__Exercise prompt__: Copy out every line in the entries below that includes "error".
***** Data supplied
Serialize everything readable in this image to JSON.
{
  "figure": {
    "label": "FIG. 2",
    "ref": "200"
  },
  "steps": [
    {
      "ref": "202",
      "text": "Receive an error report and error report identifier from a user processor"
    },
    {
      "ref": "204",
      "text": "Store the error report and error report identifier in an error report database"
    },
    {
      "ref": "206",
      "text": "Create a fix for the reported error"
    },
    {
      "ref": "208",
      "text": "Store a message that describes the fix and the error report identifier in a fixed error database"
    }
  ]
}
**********
__Written reply__:
      "text": "Receive an error report and error report identifier from a user processor"
      "text": "Store the error report and error report identifier in an error report database"
      "text": "Create a fix for the reported error"
      "text": "Store a message that describes the fix and the error report identifier in a fixed error database"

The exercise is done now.